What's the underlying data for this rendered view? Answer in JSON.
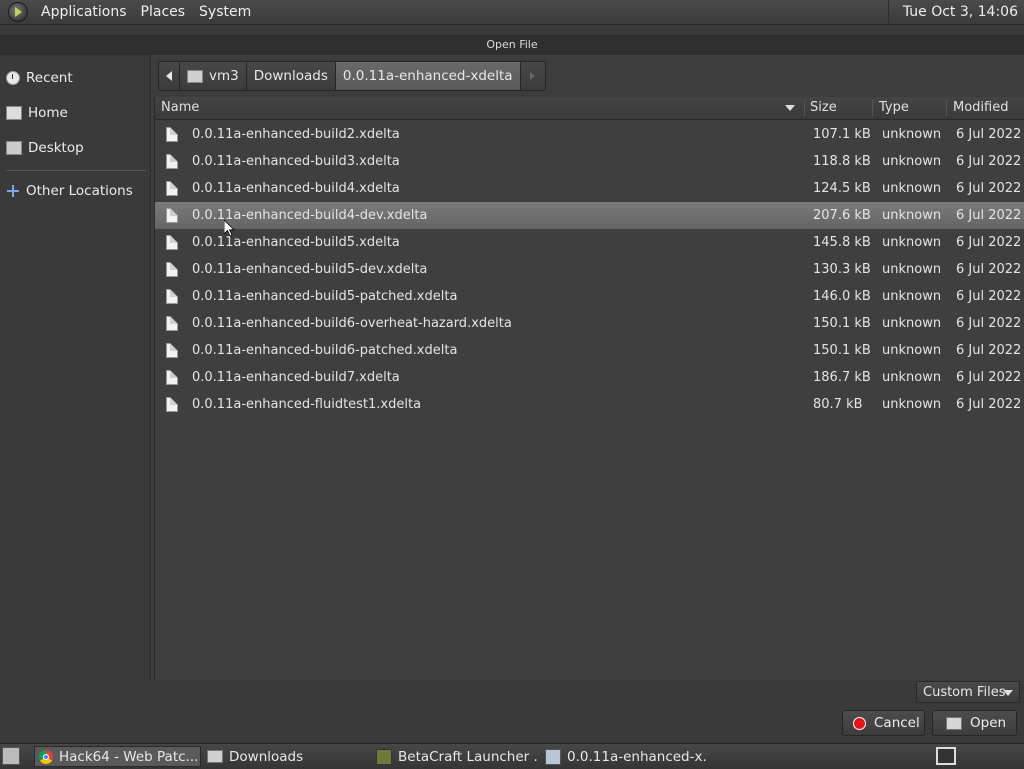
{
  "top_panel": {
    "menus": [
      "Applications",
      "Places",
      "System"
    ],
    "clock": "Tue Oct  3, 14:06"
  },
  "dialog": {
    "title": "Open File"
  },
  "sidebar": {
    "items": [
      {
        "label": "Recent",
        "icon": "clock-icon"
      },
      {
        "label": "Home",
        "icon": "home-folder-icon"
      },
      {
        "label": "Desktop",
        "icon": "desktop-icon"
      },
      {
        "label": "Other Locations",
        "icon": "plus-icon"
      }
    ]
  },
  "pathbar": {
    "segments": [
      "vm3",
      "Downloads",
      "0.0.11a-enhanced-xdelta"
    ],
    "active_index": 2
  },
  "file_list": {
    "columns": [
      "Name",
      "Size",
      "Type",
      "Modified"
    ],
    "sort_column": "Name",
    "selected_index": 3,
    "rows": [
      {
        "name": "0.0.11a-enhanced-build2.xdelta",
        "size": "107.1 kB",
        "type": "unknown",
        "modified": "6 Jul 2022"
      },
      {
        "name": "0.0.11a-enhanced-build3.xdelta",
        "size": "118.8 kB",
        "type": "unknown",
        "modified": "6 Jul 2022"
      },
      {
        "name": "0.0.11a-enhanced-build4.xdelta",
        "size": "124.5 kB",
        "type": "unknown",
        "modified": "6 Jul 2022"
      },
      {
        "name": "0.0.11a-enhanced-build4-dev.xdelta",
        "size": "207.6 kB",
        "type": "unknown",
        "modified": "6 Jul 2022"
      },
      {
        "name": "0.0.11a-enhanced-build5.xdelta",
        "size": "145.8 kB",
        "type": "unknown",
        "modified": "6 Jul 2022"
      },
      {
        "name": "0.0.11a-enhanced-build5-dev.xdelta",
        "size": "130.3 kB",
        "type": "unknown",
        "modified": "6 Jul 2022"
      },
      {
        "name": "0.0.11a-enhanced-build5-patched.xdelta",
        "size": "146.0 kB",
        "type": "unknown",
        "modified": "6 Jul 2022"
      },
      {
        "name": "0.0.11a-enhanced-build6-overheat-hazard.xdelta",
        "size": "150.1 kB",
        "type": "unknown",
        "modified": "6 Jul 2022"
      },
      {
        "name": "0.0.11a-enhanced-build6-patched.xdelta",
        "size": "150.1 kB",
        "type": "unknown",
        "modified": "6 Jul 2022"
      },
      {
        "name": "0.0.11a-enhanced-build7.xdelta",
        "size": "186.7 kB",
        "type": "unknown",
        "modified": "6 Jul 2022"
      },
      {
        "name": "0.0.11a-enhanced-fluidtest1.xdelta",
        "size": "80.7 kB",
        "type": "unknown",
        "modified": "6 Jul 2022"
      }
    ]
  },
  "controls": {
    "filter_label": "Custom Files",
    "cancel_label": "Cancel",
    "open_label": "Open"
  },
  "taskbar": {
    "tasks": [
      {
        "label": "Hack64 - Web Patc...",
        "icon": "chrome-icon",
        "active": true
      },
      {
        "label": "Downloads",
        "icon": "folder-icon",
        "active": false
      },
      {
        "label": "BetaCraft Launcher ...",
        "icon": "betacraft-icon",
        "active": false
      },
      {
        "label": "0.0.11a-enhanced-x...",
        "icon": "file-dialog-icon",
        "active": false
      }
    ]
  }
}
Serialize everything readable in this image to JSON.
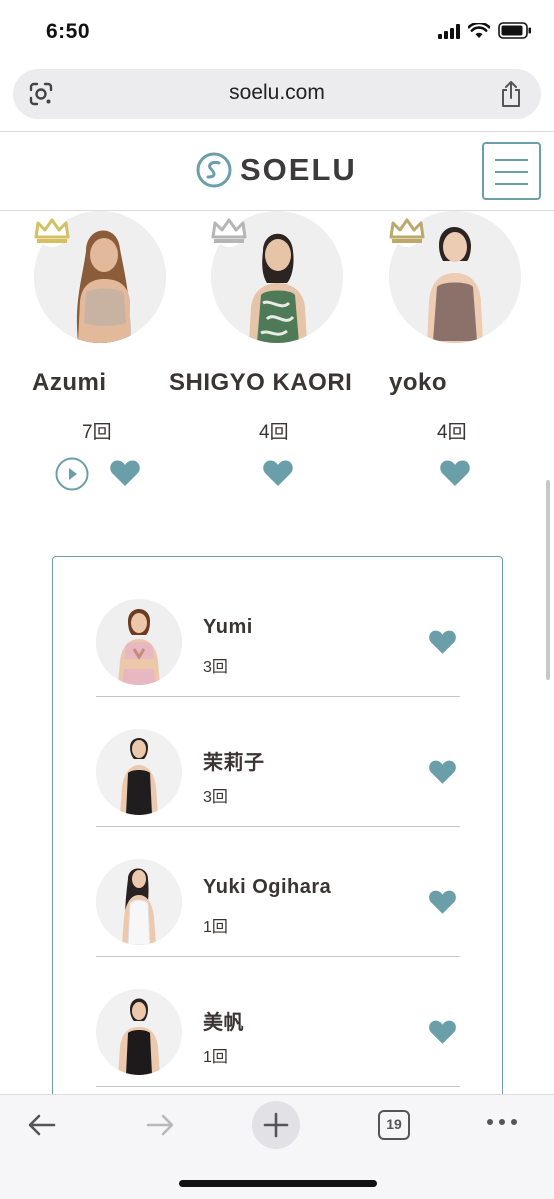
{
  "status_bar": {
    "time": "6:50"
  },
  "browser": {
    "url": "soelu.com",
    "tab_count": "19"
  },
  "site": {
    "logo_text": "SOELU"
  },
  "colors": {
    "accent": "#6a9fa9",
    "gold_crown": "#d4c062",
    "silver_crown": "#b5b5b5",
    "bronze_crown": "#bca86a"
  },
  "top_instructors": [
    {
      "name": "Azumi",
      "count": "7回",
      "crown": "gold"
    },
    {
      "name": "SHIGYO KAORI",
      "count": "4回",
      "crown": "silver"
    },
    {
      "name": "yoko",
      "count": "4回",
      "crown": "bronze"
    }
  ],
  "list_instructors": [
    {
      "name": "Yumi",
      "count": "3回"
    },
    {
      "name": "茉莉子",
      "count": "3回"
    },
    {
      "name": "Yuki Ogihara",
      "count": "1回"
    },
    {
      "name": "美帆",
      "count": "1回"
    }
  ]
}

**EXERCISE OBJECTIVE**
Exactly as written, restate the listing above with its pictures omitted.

**RESULT**
What's the underlying data for this rendered view? Answer in JSON.
{
  "top_panel": {
    "menus": [
      "Applications",
      "Places",
      "System"
    ],
    "clock": "Tue Oct  3, 14:06"
  },
  "dialog": {
    "title": "Open File"
  },
  "sidebar": {
    "items": [
      {
        "label": "Recent",
        "icon": "clock-icon"
      },
      {
        "label": "Home",
        "icon": "home-folder-icon"
      },
      {
        "label": "Desktop",
        "icon": "desktop-icon"
      },
      {
        "label": "Other Locations",
        "icon": "plus-icon"
      }
    ]
  },
  "pathbar": {
    "segments": [
      "vm3",
      "Downloads",
      "0.0.11a-enhanced-xdelta"
    ],
    "active_index": 2
  },
  "file_list": {
    "columns": [
      "Name",
      "Size",
      "Type",
      "Modified"
    ],
    "sort_column": "Name",
    "selected_index": 3,
    "rows": [
      {
        "name": "0.0.11a-enhanced-build2.xdelta",
        "size": "107.1 kB",
        "type": "unknown",
        "modified": "6 Jul 2022"
      },
      {
        "name": "0.0.11a-enhanced-build3.xdelta",
        "size": "118.8 kB",
        "type": "unknown",
        "modified": "6 Jul 2022"
      },
      {
        "name": "0.0.11a-enhanced-build4.xdelta",
        "size": "124.5 kB",
        "type": "unknown",
        "modified": "6 Jul 2022"
      },
      {
        "name": "0.0.11a-enhanced-build4-dev.xdelta",
        "size": "207.6 kB",
        "type": "unknown",
        "modified": "6 Jul 2022"
      },
      {
        "name": "0.0.11a-enhanced-build5.xdelta",
        "size": "145.8 kB",
        "type": "unknown",
        "modified": "6 Jul 2022"
      },
      {
        "name": "0.0.11a-enhanced-build5-dev.xdelta",
        "size": "130.3 kB",
        "type": "unknown",
        "modified": "6 Jul 2022"
      },
      {
        "name": "0.0.11a-enhanced-build5-patched.xdelta",
        "size": "146.0 kB",
        "type": "unknown",
        "modified": "6 Jul 2022"
      },
      {
        "name": "0.0.11a-enhanced-build6-overheat-hazard.xdelta",
        "size": "150.1 kB",
        "type": "unknown",
        "modified": "6 Jul 2022"
      },
      {
        "name": "0.0.11a-enhanced-build6-patched.xdelta",
        "size": "150.1 kB",
        "type": "unknown",
        "modified": "6 Jul 2022"
      },
      {
        "name": "0.0.11a-enhanced-build7.xdelta",
        "size": "186.7 kB",
        "type": "unknown",
        "modified": "6 Jul 2022"
      },
      {
        "name": "0.0.11a-enhanced-fluidtest1.xdelta",
        "size": "80.7 kB",
        "type": "unknown",
        "modified": "6 Jul 2022"
      }
    ]
  },
  "controls": {
    "filter_label": "Custom Files",
    "cancel_label": "Cancel",
    "open_label": "Open"
  },
  "taskbar": {
    "tasks": [
      {
        "label": "Hack64 - Web Patc...",
        "icon": "chrome-icon",
        "active": true
      },
      {
        "label": "Downloads",
        "icon": "folder-icon",
        "active": false
      },
      {
        "label": "BetaCraft Launcher ...",
        "icon": "betacraft-icon",
        "active": false
      },
      {
        "label": "0.0.11a-enhanced-x...",
        "icon": "file-dialog-icon",
        "active": false
      }
    ]
  }
}
Serialize everything readable in this image to JSON.
{
  "status_bar": {
    "time": "6:50"
  },
  "browser": {
    "url": "soelu.com",
    "tab_count": "19"
  },
  "site": {
    "logo_text": "SOELU"
  },
  "colors": {
    "accent": "#6a9fa9",
    "gold_crown": "#d4c062",
    "silver_crown": "#b5b5b5",
    "bronze_crown": "#bca86a"
  },
  "top_instructors": [
    {
      "name": "Azumi",
      "count": "7回",
      "crown": "gold"
    },
    {
      "name": "SHIGYO KAORI",
      "count": "4回",
      "crown": "silver"
    },
    {
      "name": "yoko",
      "count": "4回",
      "crown": "bronze"
    }
  ],
  "list_instructors": [
    {
      "name": "Yumi",
      "count": "3回"
    },
    {
      "name": "茉莉子",
      "count": "3回"
    },
    {
      "name": "Yuki Ogihara",
      "count": "1回"
    },
    {
      "name": "美帆",
      "count": "1回"
    }
  ]
}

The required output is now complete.